Solidarity isn’t just about building empathy, it is about building coalitions, political parties, and other organizations with shared values, and one that meaningfully recognizes all its supporters’ concerns. The in-the-moment value of solidarity can’t be overstated: the more bodies behind a cause, the greater its strength. And if the various groups who consider themselves part of the left continue to mobilize and remain in the streets pushing their causes, they will build understanding across its diverse factions, ensuring fewer blind spots and greater inclusivity. Solidarity is the key to building a political party that works for every member, and it’s something we need to keep in mind every day, especially when midterm elections are not too far off in the horizon.

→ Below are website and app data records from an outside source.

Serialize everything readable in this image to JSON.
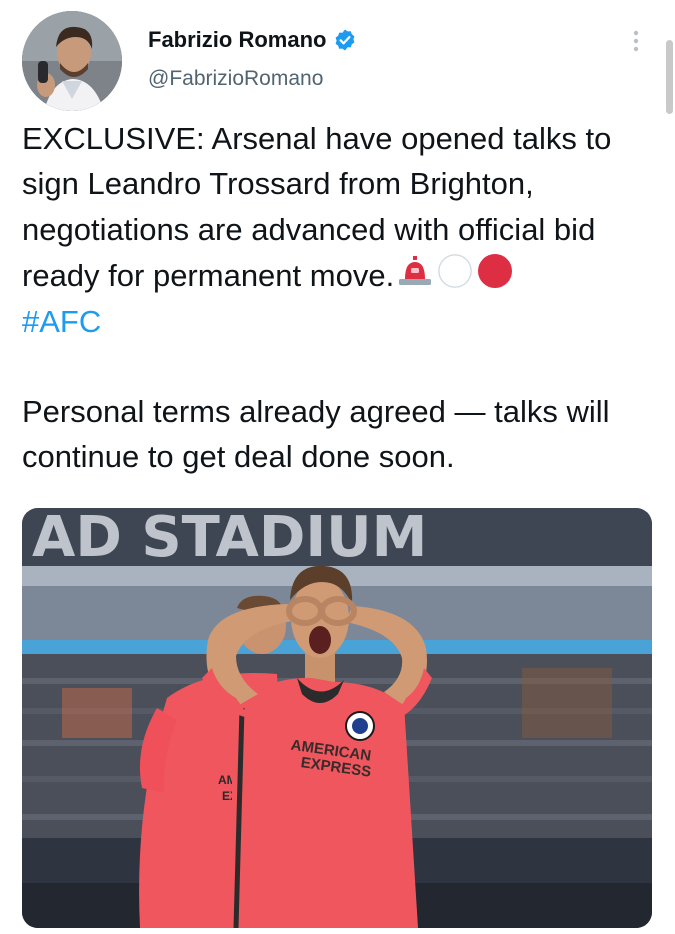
{
  "author": {
    "display_name": "Fabrizio Romano",
    "handle": "@FabrizioRomano",
    "verified": true
  },
  "tweet": {
    "paragraph1": "EXCLUSIVE: Arsenal have opened talks to sign Leandro Trossard from Brighton, negotiations are advanced with official bid ready for permanent move.",
    "emojis": [
      "police-siren-emoji",
      "white-circle-emoji",
      "red-circle-emoji"
    ],
    "hashtag": "#AFC",
    "paragraph2": "Personal terms already agreed — talks will continue to get deal done soon."
  },
  "media": {
    "stadium_sign": "AD STADIUM",
    "shirt_sponsor_line1": "AMERICAN",
    "shirt_sponsor_line2": "EXPRESS",
    "teammate_sponsor_line1": "AM",
    "teammate_sponsor_line2": "EX"
  },
  "colors": {
    "text": "#0f1419",
    "secondary_text": "#536471",
    "link": "#1d9bf0",
    "verified": "#1d9bf0",
    "kit": "#f0565e"
  }
}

There are a ton of ways you can get involved right now. If you're interested in showing solidarity with Black Lives Matter, check out a local BLM chapter or local SURJ (Showing Up For Racial Justice) organization. If you want to get involved in economic concerns, check out Fight for 15 or follow the organizing efforts of SEIU (Service Employees International Union). If you you want to show solidarity with immigrant groups being targeted under Trump, check out groups like NDLON (National Day Laborers' Organizing Network). If you want to find a big tent organization that can plug you into a variety of movements and actions, the Democratic Socialists of America is one of the fastest growing progressive organizations in the US. Or just research a cause you're interested in and look for ways to get involved in your area.